Task to carry out
All entries are to be printed again exactly, with their images omitted.

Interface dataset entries
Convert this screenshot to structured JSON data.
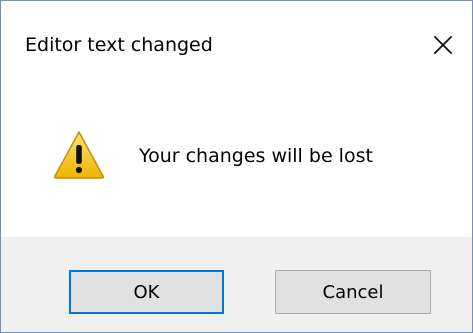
{
  "dialog": {
    "title": "Editor text changed",
    "message": "Your changes will be lost",
    "icons": {
      "close": "close-icon",
      "warning": "warning-icon"
    },
    "buttons": {
      "ok_label": "OK",
      "cancel_label": "Cancel"
    }
  },
  "colors": {
    "accent_focus": "#0078d7",
    "footer_bg": "#f0f0f0",
    "button_bg": "#e1e1e1",
    "warning_yellow": "#f4c20d"
  }
}
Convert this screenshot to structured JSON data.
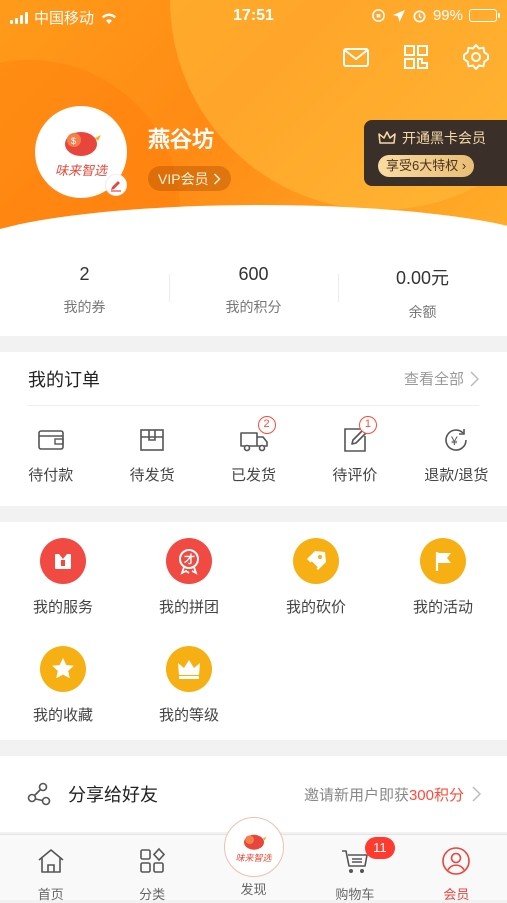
{
  "status_bar": {
    "carrier": "中国移动",
    "time": "17:51",
    "battery": "99%",
    "battery_level": 0.99
  },
  "profile": {
    "name": "燕谷坊",
    "avatar_logo_text": "味来智选",
    "vip_label": "VIP会员",
    "black_card": {
      "title": "开通黑卡会员",
      "benefit": "享受6大特权"
    }
  },
  "stats": [
    {
      "value": "2",
      "label": "我的券"
    },
    {
      "value": "600",
      "label": "我的积分"
    },
    {
      "value": "0.00元",
      "label": "余额"
    }
  ],
  "orders": {
    "title": "我的订单",
    "view_all": "查看全部",
    "items": [
      {
        "label": "待付款",
        "icon": "wallet-icon",
        "badge": ""
      },
      {
        "label": "待发货",
        "icon": "package-icon",
        "badge": ""
      },
      {
        "label": "已发货",
        "icon": "truck-icon",
        "badge": "2"
      },
      {
        "label": "待评价",
        "icon": "edit-review-icon",
        "badge": "1"
      },
      {
        "label": "退款/退货",
        "icon": "refund-icon",
        "badge": ""
      }
    ]
  },
  "services": [
    {
      "label": "我的服务",
      "icon": "service-icon",
      "color": "#f04a42"
    },
    {
      "label": "我的拼团",
      "icon": "group-buy-icon",
      "color": "#f04a42"
    },
    {
      "label": "我的砍价",
      "icon": "bargain-icon",
      "color": "#f7b014"
    },
    {
      "label": "我的活动",
      "icon": "flag-icon",
      "color": "#f7b014"
    },
    {
      "label": "我的收藏",
      "icon": "star-icon",
      "color": "#f7b014"
    },
    {
      "label": "我的等级",
      "icon": "crown-icon",
      "color": "#f7b014"
    }
  ],
  "share": {
    "title": "分享给好友",
    "invite_prefix": "邀请新用户即获",
    "invite_points": "300积分"
  },
  "tabbar": {
    "items": [
      {
        "label": "首页",
        "icon": "home-icon"
      },
      {
        "label": "分类",
        "icon": "category-icon"
      },
      {
        "label": "发现",
        "icon": "discover-logo-icon",
        "logo_text": "味来智选"
      },
      {
        "label": "购物车",
        "icon": "cart-icon",
        "badge": "11"
      },
      {
        "label": "会员",
        "icon": "member-icon"
      }
    ],
    "active": "会员"
  },
  "colors": {
    "brand_orange": "#ff8a14",
    "accent_red": "#e8453c",
    "gold": "#f7b014"
  }
}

Completed task
Convert this screenshot to structured JSON data.
{
  "dialog": {
    "title": "Editor text changed",
    "message": "Your changes will be lost",
    "icons": {
      "close": "close-icon",
      "warning": "warning-icon"
    },
    "buttons": {
      "ok_label": "OK",
      "cancel_label": "Cancel"
    }
  },
  "colors": {
    "accent_focus": "#0078d7",
    "footer_bg": "#f0f0f0",
    "button_bg": "#e1e1e1",
    "warning_yellow": "#f4c20d"
  }
}
Convert this screenshot to structured JSON data.
{
  "status_bar": {
    "carrier": "中国移动",
    "time": "17:51",
    "battery": "99%",
    "battery_level": 0.99
  },
  "profile": {
    "name": "燕谷坊",
    "avatar_logo_text": "味来智选",
    "vip_label": "VIP会员",
    "black_card": {
      "title": "开通黑卡会员",
      "benefit": "享受6大特权"
    }
  },
  "stats": [
    {
      "value": "2",
      "label": "我的券"
    },
    {
      "value": "600",
      "label": "我的积分"
    },
    {
      "value": "0.00元",
      "label": "余额"
    }
  ],
  "orders": {
    "title": "我的订单",
    "view_all": "查看全部",
    "items": [
      {
        "label": "待付款",
        "icon": "wallet-icon",
        "badge": ""
      },
      {
        "label": "待发货",
        "icon": "package-icon",
        "badge": ""
      },
      {
        "label": "已发货",
        "icon": "truck-icon",
        "badge": "2"
      },
      {
        "label": "待评价",
        "icon": "edit-review-icon",
        "badge": "1"
      },
      {
        "label": "退款/退货",
        "icon": "refund-icon",
        "badge": ""
      }
    ]
  },
  "services": [
    {
      "label": "我的服务",
      "icon": "service-icon",
      "color": "#f04a42"
    },
    {
      "label": "我的拼团",
      "icon": "group-buy-icon",
      "color": "#f04a42"
    },
    {
      "label": "我的砍价",
      "icon": "bargain-icon",
      "color": "#f7b014"
    },
    {
      "label": "我的活动",
      "icon": "flag-icon",
      "color": "#f7b014"
    },
    {
      "label": "我的收藏",
      "icon": "star-icon",
      "color": "#f7b014"
    },
    {
      "label": "我的等级",
      "icon": "crown-icon",
      "color": "#f7b014"
    }
  ],
  "share": {
    "title": "分享给好友",
    "invite_prefix": "邀请新用户即获",
    "invite_points": "300积分"
  },
  "tabbar": {
    "items": [
      {
        "label": "首页",
        "icon": "home-icon"
      },
      {
        "label": "分类",
        "icon": "category-icon"
      },
      {
        "label": "发现",
        "icon": "discover-logo-icon",
        "logo_text": "味来智选"
      },
      {
        "label": "购物车",
        "icon": "cart-icon",
        "badge": "11"
      },
      {
        "label": "会员",
        "icon": "member-icon"
      }
    ],
    "active": "会员"
  },
  "colors": {
    "brand_orange": "#ff8a14",
    "accent_red": "#e8453c",
    "gold": "#f7b014"
  }
}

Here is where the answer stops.